The final three men on trial in relation to a purported plot to abduct Michigan Governor Gretchen Whitmer have been cleared of all charges, which is a noteworthy development. Fourteen people were indicted in state and federal courts with the alleged plot to kidnap the governor from her Antrim County vacation house in 2020, including Eric Molitor and twin brothers William and Michael Null. It was commonly assumed that the state’s COVID-19 restrictions, which infuriated and upset certain members of the public, served as the main impetus for the purported plot.

After a three-week trial, the Antrim County jury returned its decision after about a day of deliberation. Emotions were running high, and Eric Molitor sobbed in relief as the defendants were declared not guilty.

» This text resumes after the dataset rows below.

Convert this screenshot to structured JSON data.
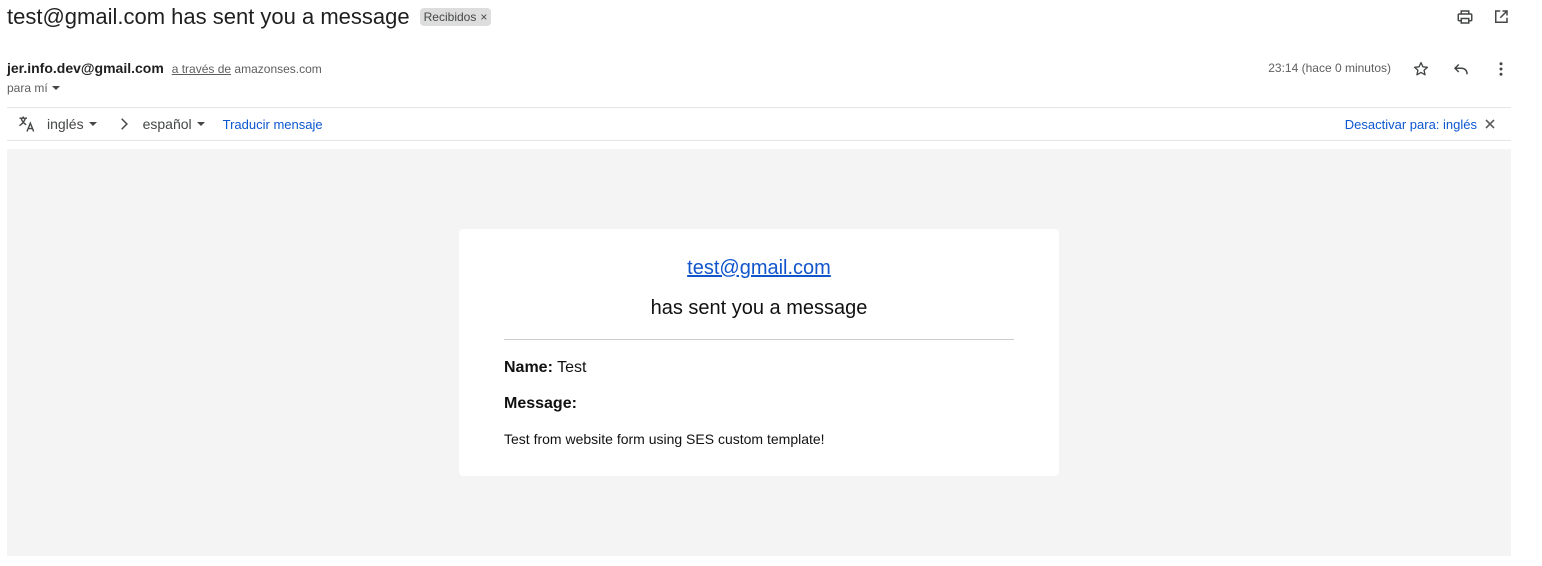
{
  "email": {
    "subject": "test@gmail.com has sent you a message",
    "label": {
      "text": "Recibidos",
      "remove_icon": "close-icon"
    },
    "sender": {
      "name": "jer.info.dev@gmail.com",
      "via_label": "a través de",
      "via_domain": "amazonses.com"
    },
    "to_label": "para mí",
    "time": "23:14 (hace 0 minutos)"
  },
  "toolbar": {
    "print_icon": "print-icon",
    "open_new_window_icon": "open-in-new-icon",
    "star_icon": "star-icon",
    "reply_icon": "reply-icon",
    "more_icon": "more-vertical-icon"
  },
  "translate": {
    "translate_icon": "translate-icon",
    "source_lang": "inglés",
    "target_lang": "español",
    "translate_link": "Traducir mensaje",
    "disable_link": "Desactivar para: inglés",
    "close_icon": "close-icon"
  },
  "body": {
    "email_link": "test@gmail.com",
    "subtitle": "has sent you a message",
    "name_label": "Name:",
    "name_value": "Test",
    "message_label": "Message:",
    "message_text": "Test from website form using SES custom template!"
  },
  "colors": {
    "link_blue": "#0b57d0",
    "email_link_blue": "#1155cc",
    "body_background": "#f4f4f4"
  }
}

Prosecutors had maintained throughout the trial that the defendants were actively helping the plot organizers prepare a terrorist attack on Antrim County. James Rossiter, the prosecutor, argued that it was morally reprehensible to assist someone who knew they intended to commit terrorism.

William Barnett, Molitor’s defense lawyer, contested the state’s case in his closing remarks, claiming that the prosecution had tried to mislead the jury by presenting evidence in an improper manner. As an innocent individual, he claimed, the issue had become one of unjustified persecution.

Prosecutors’ main claim during the trial was that all three men had deep-seated anti-government feelings and were key players in the supposed kidnapping scheme. It was believed that the Null brothers provided the “muscle” for the operation, and Molitor was charged with taking video of Governor Whitmer’s Antrim County property.

During the trial, Eric Molitor and William Null both took the stand in defense of themselves. They insisted that, until just before the planned events were supposed to happen, they had not really realized the true nature of the conspiracy. William Null even stated in his testimony that he had no idea they were going to the governor’s cabin when they were on a midnight surveillance mission.

According to Molitor’s evidence, he obeyed the orders to take a video in order to protect himself during the surveillance operation, even though he had feared for his life.

A paramilitary group connected to the purported scheme, the Wolverine Watchmen, was where the defendants were affiliated. Following the collaboration of a group member who turned into a confidential FBI informant, their arrests in October 2020 raised concerns about potential harm to law enforcement and public officials.

Although those involved in the alleged scheme were found not guilty in this trial, others have had to deal with different legal ramifications. While some have pled guilty to lesser offenses and consented to cooperate with authorities, others have been found guilty in state or federal courts. The case has brought to light the difficulties in prosecuting domestic terrorists and the intricacy of their threats.